caramel
flaked barley
malted oats


average
1944
Maclay
Export
79.39%

8.14%
0.25%
6.11%
6.11%


average
1944
Whitbread
PA
72.05%
7.16%
8.99%

11.80%



difference



-7.34%
7.16%
0.85%
-0.25%
5.69%
-6.11%


Sources:


Maclay brewing record, document number M/6/1/1/13 held at the Scottish Brewing Archive.


Whitbread brewing records held at the London Metropolitan Archives document numbers LMA/4453/D/01/110 and LMA/4453/D/01/111.



http://3.bp.blogspot.com/-4GAPmn5FrHc/UIlGq7KtT_I/AAAAAAAAMEs/5j_77ZxOtso/s320/Maclay_Export_vs_Whitbread_PA_1944.jpg (http://3.bp.blogspot.com/-4GAPmn5FrHc/UIlGq7KtT_I/AAAAAAAAMEs/5j_77ZxOtso/s1600/Maclay_Export_vs_Whitbread_PA_1944.jpg)


I think I might have forgotten to mention something. By this stage of the war, Maclay were only really brewing one beer, in two different strengths.

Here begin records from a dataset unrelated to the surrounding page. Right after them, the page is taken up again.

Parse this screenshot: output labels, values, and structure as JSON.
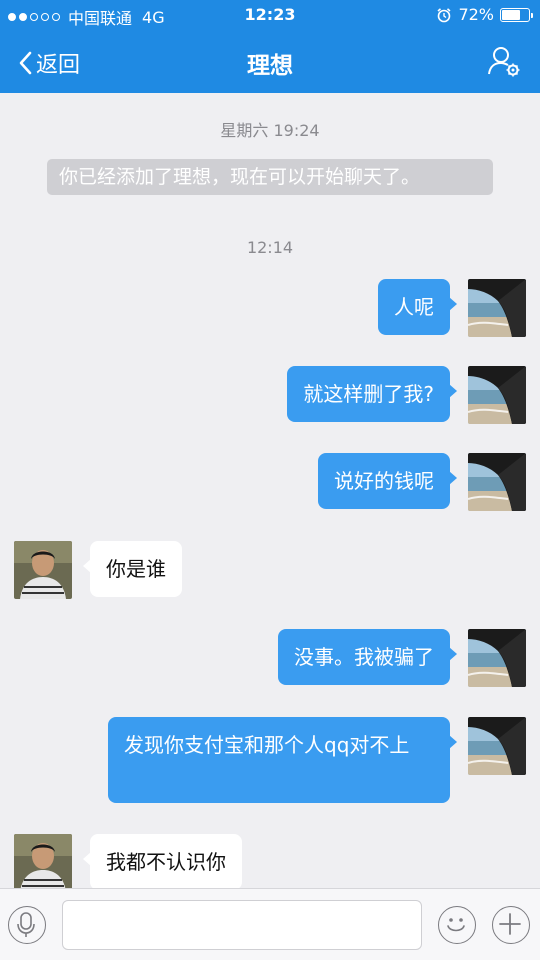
{
  "status_bar": {
    "carrier": "中国联通",
    "network": "4G",
    "time": "12:23",
    "battery_text": "72%",
    "battery_level": 0.72
  },
  "nav": {
    "back_label": "返回",
    "title": "理想"
  },
  "chat": {
    "timestamp_1": "星期六 19:24",
    "system_message": "你已经添加了理想，现在可以开始聊天了。",
    "timestamp_2": "12:14",
    "messages": [
      {
        "side": "out",
        "text": "人呢"
      },
      {
        "side": "out",
        "text": "就这样删了我?"
      },
      {
        "side": "out",
        "text": "说好的钱呢"
      },
      {
        "side": "in",
        "text": "你是谁"
      },
      {
        "side": "out",
        "text": "没事。我被骗了"
      },
      {
        "side": "out",
        "text": "发现你支付宝和那个人qq对不上"
      },
      {
        "side": "in",
        "text": "我都不认识你"
      }
    ]
  },
  "input_bar": {
    "message_value": "",
    "icons": [
      "voice-icon",
      "emoji-icon",
      "plus-icon"
    ]
  },
  "colors": {
    "nav_bar": "#1f8ae3",
    "outgoing_bubble": "#3a9cf0",
    "incoming_bubble": "#ffffff",
    "background": "#efeff2"
  }
}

PA 6d and Export were almost always parti-gyled and, even when they weren't, the recipe remained the same.

Wait until you see what happened after the war. Maclays recipes have something very special about them. More about that later.https://blogger.googleusercontent.com/tracker/5445569787371915337-3265460099233594282?l=barclayperkins.blogspot.com


More... (http://barclayperkins.blogspot.com/2012/10/maclays-beers-during-ww-ii-part-five.html)